=== DATA SECTION ===
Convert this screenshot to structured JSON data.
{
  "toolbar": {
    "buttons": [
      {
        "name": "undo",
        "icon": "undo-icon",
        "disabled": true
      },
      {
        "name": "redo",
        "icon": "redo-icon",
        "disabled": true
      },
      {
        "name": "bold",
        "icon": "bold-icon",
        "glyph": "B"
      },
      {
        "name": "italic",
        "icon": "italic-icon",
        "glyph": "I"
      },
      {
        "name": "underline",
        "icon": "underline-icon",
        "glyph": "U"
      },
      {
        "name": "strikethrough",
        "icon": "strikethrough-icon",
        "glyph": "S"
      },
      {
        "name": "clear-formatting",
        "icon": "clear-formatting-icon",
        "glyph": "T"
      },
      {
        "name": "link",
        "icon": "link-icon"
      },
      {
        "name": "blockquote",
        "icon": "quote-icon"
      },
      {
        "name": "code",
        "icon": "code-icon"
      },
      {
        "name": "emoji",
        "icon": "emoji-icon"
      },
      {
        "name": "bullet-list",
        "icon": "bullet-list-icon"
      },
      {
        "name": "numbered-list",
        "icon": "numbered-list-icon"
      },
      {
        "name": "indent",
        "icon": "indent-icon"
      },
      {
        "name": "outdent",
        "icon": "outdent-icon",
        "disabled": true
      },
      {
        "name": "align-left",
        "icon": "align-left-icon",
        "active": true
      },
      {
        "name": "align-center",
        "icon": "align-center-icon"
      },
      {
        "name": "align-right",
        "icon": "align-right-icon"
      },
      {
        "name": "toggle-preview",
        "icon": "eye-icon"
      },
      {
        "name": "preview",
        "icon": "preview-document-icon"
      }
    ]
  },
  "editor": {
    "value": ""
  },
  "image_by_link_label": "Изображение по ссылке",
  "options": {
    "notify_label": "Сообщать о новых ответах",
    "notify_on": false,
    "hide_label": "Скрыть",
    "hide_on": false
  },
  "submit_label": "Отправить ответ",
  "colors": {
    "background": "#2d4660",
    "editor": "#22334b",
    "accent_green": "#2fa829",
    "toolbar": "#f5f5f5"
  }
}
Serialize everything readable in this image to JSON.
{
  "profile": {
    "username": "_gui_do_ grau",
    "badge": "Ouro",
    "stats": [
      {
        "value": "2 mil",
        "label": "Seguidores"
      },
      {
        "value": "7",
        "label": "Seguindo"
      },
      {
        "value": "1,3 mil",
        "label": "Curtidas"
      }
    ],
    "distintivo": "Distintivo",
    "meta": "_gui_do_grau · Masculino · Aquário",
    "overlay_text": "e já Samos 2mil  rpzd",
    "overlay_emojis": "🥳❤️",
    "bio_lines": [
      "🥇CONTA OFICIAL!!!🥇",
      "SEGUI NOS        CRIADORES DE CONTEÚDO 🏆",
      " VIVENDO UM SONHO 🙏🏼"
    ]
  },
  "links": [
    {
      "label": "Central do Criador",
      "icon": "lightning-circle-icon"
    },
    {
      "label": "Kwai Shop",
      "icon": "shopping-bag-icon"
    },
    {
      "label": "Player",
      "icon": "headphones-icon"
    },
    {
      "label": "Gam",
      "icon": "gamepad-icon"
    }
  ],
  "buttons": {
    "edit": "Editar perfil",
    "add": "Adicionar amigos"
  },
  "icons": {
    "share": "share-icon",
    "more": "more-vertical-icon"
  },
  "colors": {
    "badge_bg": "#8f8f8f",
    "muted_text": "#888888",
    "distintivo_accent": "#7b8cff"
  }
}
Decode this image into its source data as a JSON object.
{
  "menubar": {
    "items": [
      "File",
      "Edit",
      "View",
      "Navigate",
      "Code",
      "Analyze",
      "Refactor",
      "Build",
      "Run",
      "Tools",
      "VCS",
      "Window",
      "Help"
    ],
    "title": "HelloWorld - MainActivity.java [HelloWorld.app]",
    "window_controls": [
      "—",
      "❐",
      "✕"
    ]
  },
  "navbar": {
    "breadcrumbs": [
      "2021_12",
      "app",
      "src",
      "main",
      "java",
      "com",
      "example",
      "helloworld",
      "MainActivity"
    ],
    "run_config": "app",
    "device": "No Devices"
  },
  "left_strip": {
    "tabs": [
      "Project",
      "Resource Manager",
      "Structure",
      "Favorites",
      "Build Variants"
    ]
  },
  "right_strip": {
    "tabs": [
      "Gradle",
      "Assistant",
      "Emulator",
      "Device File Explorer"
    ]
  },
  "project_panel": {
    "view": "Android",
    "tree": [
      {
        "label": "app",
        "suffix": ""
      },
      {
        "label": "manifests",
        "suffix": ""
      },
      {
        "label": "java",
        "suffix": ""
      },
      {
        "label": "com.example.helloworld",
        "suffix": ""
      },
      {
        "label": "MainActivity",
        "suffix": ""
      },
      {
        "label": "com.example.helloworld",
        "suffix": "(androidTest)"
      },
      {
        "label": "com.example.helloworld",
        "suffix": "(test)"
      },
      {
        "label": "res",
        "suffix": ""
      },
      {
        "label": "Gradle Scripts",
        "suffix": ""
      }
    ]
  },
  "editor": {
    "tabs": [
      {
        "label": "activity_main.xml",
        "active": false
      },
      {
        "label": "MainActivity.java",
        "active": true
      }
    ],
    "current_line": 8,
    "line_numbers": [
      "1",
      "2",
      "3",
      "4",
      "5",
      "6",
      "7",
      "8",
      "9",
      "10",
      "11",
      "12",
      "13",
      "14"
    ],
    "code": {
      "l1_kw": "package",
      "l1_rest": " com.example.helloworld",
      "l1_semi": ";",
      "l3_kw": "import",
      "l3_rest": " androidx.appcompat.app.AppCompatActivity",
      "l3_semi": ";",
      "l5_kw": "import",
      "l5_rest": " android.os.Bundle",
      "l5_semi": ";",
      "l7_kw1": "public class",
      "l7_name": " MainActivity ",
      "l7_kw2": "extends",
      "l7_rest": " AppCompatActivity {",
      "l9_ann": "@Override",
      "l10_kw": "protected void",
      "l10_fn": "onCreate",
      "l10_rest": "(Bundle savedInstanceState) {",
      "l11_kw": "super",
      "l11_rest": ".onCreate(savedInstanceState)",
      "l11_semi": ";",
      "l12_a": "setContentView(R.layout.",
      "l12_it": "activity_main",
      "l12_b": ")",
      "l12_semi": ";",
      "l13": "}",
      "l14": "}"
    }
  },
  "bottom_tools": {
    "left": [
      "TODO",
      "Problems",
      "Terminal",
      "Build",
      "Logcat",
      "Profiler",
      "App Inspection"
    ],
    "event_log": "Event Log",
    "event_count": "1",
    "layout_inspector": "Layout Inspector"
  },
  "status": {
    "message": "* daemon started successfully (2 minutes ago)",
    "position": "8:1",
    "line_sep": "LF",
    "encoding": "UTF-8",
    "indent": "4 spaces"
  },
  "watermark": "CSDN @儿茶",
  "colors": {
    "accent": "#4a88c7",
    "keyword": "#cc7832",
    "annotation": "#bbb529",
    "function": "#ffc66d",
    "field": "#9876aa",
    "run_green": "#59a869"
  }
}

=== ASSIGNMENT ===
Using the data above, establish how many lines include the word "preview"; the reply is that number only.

=== ANSWER BOX ===
3